Offshore bank accounts can provide various advantages for British expatriates, but tax planning is not one of them. And you should only ever use tax planning which is compliant in your country of residence. If you are looking for tax efficient arrangements for your savings and investments, contact a firm like Blevins Franks for up-to-date advice on what works here in your country of residence, and also, importantly, what would work for your circumstances and objectives.
The Telegraph article emphasises the fact that the list of bank account owners includes known criminals. A convicted gun runner, drug dealers and three bankers facing fraud charges are said to be on the list.
It also reportedly includes bankers and senior figures in the city, one apparently holding ?6 million in his account. There are also doctors, mining and oil executives and oil workers.
The list also contains dozens of people who appear to have no source of substantial income and yet still hold large amounts in Jersey, which is exactly the sort of anomaly UK tax investigators look for.
The UK tax authorities are understood to be going through the list and comparing it to tax returns to determine which accounts have been correctly declared and which have not.
In a statement, HMRC confirmed:
?We have received the data and we are studying it. We receive information from a very wide range of sources which we use to ensure the tax rules are being respected.
?Clamping down on those who try to cheat the system through evading taxes and over claiming benefits is a top priority for us and we value the information we receive from the public and business community.?
The consequences of using Jersey (or other offshore centres) to evade tax in the UK include heavy penalties, possibility of criminal prosecution, possibility of naming and shaming.
We can expect the names of clients based in other countries to be passed on to their tax authorities.
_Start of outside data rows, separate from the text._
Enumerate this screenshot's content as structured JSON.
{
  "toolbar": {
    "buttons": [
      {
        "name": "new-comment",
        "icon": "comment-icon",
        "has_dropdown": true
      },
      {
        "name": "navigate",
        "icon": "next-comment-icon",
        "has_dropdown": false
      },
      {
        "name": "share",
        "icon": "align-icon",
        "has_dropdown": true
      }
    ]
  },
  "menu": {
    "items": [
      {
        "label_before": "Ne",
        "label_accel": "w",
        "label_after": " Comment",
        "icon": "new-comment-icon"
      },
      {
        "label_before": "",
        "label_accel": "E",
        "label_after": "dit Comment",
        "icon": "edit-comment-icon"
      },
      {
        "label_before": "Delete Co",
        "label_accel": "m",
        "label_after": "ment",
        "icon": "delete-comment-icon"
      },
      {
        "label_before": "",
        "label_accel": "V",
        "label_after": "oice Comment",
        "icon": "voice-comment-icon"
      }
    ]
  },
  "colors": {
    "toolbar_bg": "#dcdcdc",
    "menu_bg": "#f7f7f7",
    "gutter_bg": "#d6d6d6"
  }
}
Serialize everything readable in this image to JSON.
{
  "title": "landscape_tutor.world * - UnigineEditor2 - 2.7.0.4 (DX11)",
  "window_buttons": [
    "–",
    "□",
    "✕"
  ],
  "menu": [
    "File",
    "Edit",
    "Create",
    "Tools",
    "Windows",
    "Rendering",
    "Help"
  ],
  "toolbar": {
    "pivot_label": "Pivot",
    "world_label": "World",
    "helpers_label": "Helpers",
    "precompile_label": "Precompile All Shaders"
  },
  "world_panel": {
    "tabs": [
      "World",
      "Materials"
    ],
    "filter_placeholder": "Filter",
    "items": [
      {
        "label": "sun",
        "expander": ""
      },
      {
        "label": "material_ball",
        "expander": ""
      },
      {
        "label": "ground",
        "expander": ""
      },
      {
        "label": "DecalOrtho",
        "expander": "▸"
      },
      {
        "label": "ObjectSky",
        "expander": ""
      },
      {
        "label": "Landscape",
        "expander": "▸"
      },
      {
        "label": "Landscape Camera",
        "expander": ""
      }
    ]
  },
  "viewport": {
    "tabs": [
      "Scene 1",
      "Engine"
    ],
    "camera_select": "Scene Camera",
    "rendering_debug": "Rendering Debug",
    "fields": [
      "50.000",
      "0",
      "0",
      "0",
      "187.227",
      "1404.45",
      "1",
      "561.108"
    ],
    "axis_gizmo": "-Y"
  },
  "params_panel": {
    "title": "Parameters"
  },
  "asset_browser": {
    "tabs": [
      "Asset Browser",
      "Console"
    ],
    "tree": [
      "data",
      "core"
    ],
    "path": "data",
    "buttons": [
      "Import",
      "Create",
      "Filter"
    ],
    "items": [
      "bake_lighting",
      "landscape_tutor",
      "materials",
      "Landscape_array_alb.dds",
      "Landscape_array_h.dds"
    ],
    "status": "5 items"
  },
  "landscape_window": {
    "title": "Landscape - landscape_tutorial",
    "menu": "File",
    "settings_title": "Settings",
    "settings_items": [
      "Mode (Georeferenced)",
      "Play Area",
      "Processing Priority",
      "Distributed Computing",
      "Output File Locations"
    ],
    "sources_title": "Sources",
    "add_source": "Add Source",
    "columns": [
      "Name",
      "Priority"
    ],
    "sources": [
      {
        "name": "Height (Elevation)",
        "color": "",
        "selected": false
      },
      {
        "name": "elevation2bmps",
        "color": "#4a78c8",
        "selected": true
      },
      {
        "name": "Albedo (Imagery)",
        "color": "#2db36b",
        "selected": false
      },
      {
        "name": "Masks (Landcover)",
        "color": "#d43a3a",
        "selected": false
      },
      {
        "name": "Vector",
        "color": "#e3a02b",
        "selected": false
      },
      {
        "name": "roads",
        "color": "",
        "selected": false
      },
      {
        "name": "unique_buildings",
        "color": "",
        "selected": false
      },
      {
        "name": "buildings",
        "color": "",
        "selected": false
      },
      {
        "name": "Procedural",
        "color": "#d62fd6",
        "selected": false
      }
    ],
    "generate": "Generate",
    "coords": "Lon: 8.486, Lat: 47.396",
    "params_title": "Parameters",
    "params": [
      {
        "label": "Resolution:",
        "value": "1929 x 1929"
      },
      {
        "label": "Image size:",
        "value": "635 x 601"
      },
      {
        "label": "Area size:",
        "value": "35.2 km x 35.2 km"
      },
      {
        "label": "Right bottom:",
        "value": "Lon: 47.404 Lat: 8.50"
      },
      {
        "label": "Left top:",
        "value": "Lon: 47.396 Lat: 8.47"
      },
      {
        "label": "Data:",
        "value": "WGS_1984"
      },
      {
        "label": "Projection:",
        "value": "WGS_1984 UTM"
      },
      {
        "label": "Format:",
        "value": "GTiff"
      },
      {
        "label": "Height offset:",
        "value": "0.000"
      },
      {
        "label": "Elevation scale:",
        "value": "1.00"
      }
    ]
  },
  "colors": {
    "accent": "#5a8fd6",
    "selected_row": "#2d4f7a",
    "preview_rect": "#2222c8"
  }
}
This is what happened with the HSBC Geneva list and is typical of the exchange of information we see nowadays as governments work together to fight tax evasion.
The bank has launched an urgent internal enquiry in the ?alleged loss? of client data, and has said it would cooperate with any investigation if required to do so.
This is an embarrassment for the bank, not only because of the breach of security. It raises questions about its internal compliance procedures in Jersey and how it vets customers. HSBC is already facing a large penalty for failing to implement proper controls in Mexico.
Jersey insists that it is not a haven for drugs money, tax evasion or other crime.
This incident could however put more pressure on Jersey to commit to automatic exchange of information, especially if it is established that people have been using the island to evade tax.
Guernsey and the Isle of Man already automatically report on the accounts of EU residents under the EU Savings Tax Directive.
This list of Jersey clients, and presumed tax crackdown that will follow, comes amid a wider attack on tax evasion in the UK and elsewhere. Offshore banking has been under intense scrutiny since the financial crisis, and any evidence of tax evasion here will not help matters.
For advice on legitimate and effective tax planning arrangements available in Spain, France, Portugal, Cyprus and Malta, contact Blevins Franks which has decades of experience advising expatriates.
14th November 2012